(Assignment) Look below for lines that hold the string "спросил" and copy each one.
Data to examine START
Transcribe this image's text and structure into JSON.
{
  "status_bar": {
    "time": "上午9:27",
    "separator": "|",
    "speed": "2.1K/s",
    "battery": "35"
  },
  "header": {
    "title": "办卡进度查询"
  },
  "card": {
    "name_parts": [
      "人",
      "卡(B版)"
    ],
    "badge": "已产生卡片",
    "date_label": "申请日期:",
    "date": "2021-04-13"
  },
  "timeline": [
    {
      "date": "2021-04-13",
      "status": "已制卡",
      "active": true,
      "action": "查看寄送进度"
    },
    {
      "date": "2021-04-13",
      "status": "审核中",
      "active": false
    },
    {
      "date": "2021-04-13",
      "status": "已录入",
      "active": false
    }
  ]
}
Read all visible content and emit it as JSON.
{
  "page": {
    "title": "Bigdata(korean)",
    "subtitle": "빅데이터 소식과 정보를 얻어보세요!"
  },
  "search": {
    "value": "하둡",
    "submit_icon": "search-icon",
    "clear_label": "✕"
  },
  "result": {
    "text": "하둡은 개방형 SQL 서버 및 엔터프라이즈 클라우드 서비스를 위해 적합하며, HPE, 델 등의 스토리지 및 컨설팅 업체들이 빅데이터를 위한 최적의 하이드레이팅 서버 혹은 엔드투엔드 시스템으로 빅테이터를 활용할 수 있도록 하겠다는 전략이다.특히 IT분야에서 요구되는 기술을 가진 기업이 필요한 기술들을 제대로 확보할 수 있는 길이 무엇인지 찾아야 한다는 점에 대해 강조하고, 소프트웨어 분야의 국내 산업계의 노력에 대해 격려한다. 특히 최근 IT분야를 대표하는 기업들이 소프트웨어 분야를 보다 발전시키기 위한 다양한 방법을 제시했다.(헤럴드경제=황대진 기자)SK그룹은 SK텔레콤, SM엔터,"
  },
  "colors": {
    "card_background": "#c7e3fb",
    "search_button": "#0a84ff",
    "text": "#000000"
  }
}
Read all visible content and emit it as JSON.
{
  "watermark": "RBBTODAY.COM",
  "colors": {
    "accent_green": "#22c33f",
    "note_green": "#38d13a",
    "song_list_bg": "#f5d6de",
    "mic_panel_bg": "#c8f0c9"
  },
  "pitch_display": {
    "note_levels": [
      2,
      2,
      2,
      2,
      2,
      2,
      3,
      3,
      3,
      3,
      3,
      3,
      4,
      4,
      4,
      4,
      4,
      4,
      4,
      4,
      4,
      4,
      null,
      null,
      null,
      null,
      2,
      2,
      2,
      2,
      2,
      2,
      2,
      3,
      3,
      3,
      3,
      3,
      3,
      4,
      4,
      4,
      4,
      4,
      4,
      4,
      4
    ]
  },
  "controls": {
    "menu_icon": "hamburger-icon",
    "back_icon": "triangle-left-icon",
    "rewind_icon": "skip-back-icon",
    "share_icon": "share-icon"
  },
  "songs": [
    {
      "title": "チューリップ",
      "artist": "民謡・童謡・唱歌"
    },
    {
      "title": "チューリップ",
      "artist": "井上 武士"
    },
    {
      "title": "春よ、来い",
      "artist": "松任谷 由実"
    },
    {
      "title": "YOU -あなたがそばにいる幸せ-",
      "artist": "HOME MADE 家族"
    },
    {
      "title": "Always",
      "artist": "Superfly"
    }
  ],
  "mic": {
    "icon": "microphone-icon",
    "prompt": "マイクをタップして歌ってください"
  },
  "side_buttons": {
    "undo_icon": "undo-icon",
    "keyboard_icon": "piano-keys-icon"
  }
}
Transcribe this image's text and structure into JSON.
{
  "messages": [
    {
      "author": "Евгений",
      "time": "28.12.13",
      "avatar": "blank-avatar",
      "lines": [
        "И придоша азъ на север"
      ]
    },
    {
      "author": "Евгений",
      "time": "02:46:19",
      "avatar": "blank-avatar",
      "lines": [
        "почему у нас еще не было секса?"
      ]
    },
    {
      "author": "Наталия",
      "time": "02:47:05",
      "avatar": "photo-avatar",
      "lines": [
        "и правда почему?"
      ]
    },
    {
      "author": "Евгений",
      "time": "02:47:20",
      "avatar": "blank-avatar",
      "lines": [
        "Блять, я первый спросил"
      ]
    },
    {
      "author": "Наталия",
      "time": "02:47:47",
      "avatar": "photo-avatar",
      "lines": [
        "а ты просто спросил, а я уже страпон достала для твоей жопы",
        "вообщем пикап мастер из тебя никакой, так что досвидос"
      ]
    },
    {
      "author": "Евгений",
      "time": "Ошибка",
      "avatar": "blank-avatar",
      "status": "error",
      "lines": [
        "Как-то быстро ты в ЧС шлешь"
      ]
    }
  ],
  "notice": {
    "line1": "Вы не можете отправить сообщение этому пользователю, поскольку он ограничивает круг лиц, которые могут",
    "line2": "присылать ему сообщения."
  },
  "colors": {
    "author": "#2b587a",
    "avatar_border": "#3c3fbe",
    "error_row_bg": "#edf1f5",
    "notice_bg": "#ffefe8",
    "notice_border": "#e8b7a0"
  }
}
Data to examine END
(Answer box)
        "Блять, я первый спросил"
        "а ты просто спросил, а я уже страпон достала для твоей жопы",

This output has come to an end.